Video game films are, by and large, crap. Anyone with even a cursory knowledge of cinema is aware of this. To that point, even the ones considered to be the better examples of the genre are still rather middling. The original Mortal Kombat can charitably be called that, so this new version isn’t exactly treading over hallowed ground. So, it’s to my surprise that this movie…isn’t bad. There’s fun to be had with this deeply silly, overly violent, and paper thin action flick. With expectations kept thoroughly in check, it’s even enjoyable on some levels. Especially if you have an HBO Max subscription, the price is right.
Mortal Kombat know what it is, that’s for sure. It’s catering to fans of the game franchise who always wished that the bloody carnage of the fighting series was translated more directly on the big screen. As fan service goes, it’s well executed (no pun intended). Of course, that comes with its own issues, but in terms of satisfying fans, it’s not a stretch to anticipate that this will do the trick.
The plot is a major weak point, in that it’s overly complicated while being deeply stupid. We’re given a prologue where Bi-Han (Joe Taslim) seeks to eliminate the bloodline of Hanzo Hasashi (Hiroyuki Sanada). He achieves that goes, or so he thinks, as a daughter is left alive, taken and cared for by Lord Raiden (Tadanobu Asano). Centuries later, that descendant is Chicago fighter Cole Young (Lewis Tan). Cole is unaware, until now, that he’s got the mark that signals he’s one of Earth’s champions in the game of, you guessed it…Mortal Kombat.

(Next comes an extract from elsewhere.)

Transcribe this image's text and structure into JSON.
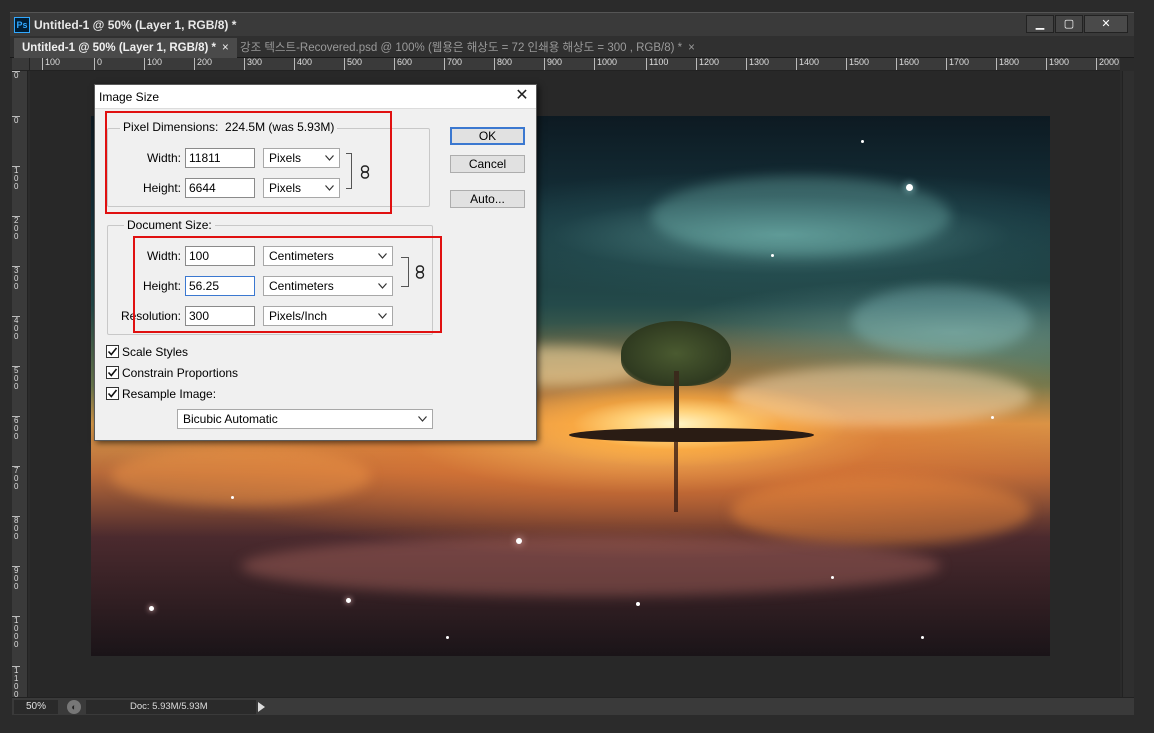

Dispatched to Earth by Chang Tsun (Chin Han), Bi-Han, now going by Sub-Zero, is going to kill Cole and the other champions, winning the tournament for their realm. However, Cole is alerted to this by Jax (Mehcad Brooks), who links them up with Sonya Blade (Jessica McNamee). Together, along with others like Kano (Josh Lawson) and Liu Kang (Ludi Lin), they begin training for the epic fight to come.
The acting, much like the plotting, is nothing to write home about. Lewis Tan is a forgettable lead, but he fares the best of the bunch. Everyone plays their roles very broadly and on the nose, befitting a lower budgeted production. That might have had charm in more of a B-movie, but the atmosphere here is would-be blockbuster, so it’s noticeable, and not in a good way. Again though, does anyone expect this film to have high caliber acting in it?
Director Simon McQuoid knows that he’s there to make the fights pop, and they truly do. Whereas the screenplay by Dave Callaham, Greg Russo, and Oren Uziel is rough stuff, the visuals are effectively gross. The less logic or story involved, the better Mortal Kombat fares. The rules of the tournament are almost impossible to figure out, but no one here really cares about that. They’re all vying to make you feel like you’re watching the game come to life. In that regard, it succeeds more than it fails.
Mortal Kombat is among the best video game adaptations to date, but what does that truly mean? If you like the games, watching many of the classic characters come to life in this way will prove satisfying. If you’re not a fan of theirs, or unaware, this will probably seem deeply stupid. The truth is somewhere in between. The film isn’t quite worthy of a recommendation, but it’s better than expected. Where you fall on the Mortal Kombat spectrum probably dictates if the movie is worth your time.